Perfect. That Kutrimmer 1071 is looking better all the time. Can I ask, how did you get it for only $200, though? They are all over $800, and list price is over $1000?

Hi Vikki,

I purchased it second hand from a seller that had a good selling record. It was quite old but the design has not changed at all. These are rugged machines that have a long lifespan. It was advertised as having the blade sharpened and it “set-up” before storing for 10 years. By “setup” they mean it was adjusted for making perfectly square cuts. That adjustment was not to my satisfaction but was easily redone by loosening some nuts and using a metal carpenters square. I was very patient and was receiving the ebay email alerts for a “Kutrimmer” search and one day there it was.

Challenge 26.5 inch hydraulic paper cutter $200 and no bids so far.,fl/auction/view?auc=570029

Hi there! remember the famous adage “cheap things no good and good things no cheap”. Please Google for paper cutters or Guillotine there are some well-established manufacturers in the US who have produced some sturdy machines. One of them comes to mind is the Ideal brand. The unit you are talking is good for part-time or hobbyists they do not do a professional job. Trust this helps …deen

take a look at this unit i have for sale
contact me at 416 219 9370

image: KW-Trio 3971 Guillotine Paper Cutting b.png

KW-Trio 3971 Guillotine Paper Cutting b.png

I had a cheap guillontine cutter, It was a great way to ruin expensive paper. I will give it away to anyone that wants it. A manual Challenge cutter is simple, easy to use, reliable and cuts lettra and the likes into perfect little bricks. I have the 19 inch manual model. I paid good money for it and I love it.

Also my supplier and I did the math, it is actually cheaper to buy lettra in pre cut 8.5 x 11 sheets than it is to buy larger sheets. If you need larger sheets I would go with a larger cutter ( 26” ) as the closer you get to the full width the harder it is to cut.

Thick cotton paper is tricky to cut even with a good cutter, not an area to cut corners. No pun intended.

i just picked up a chandler and price craftsman 26 1/2” second hand for $200 locally (300mi round trip). it came with 3 dull blades. had 2 sharpened for around $100 with all the shipping. the thing weighs around 500 lbs. it seems like it will do well. there is a tape measure up top and i set in an old magazine at 2” and it cut 1.995. the blade on it was not bad but looks like someone had been cutting through staples with it. there were small nicks in about 10 different places. i havent seen any user manuals for this item, just some spec sheets. looks pretty strait forward though. taking some of it apart to replace a broken pin and to put new grease on the moving parts. when i install the new blade i will see how true it cuts and play with the back gauge.

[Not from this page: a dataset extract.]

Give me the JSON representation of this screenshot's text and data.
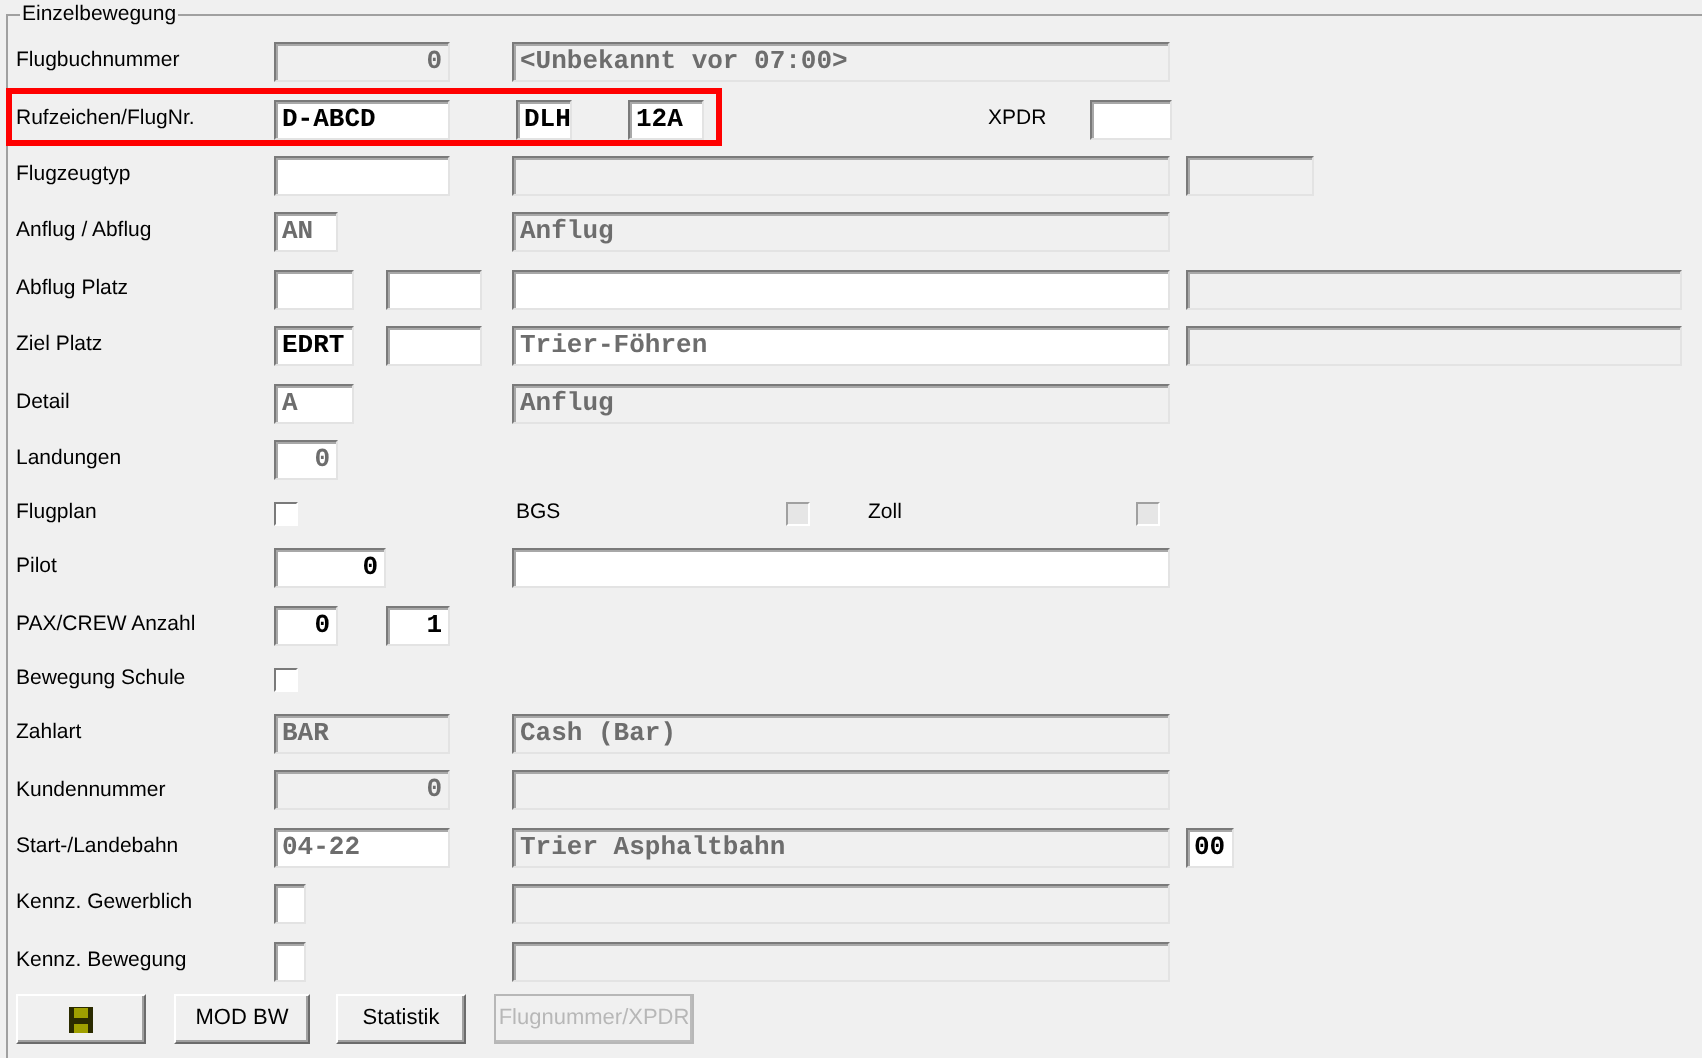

What you want to do is adjust the tape to the size you get cutting. There should be a slot in tape at one end sn spring at the other.My shop had a 30 1/2 challenge mc305 did a great job

@ Paul Cheney Not sure where you are buying Lettra, but for us buying parent sheets by the carton is much cheaper.

I agree that Challenge 305’s are great cutters.

A good cutter is perhaps the most important single piece of equipment for a commercial shop.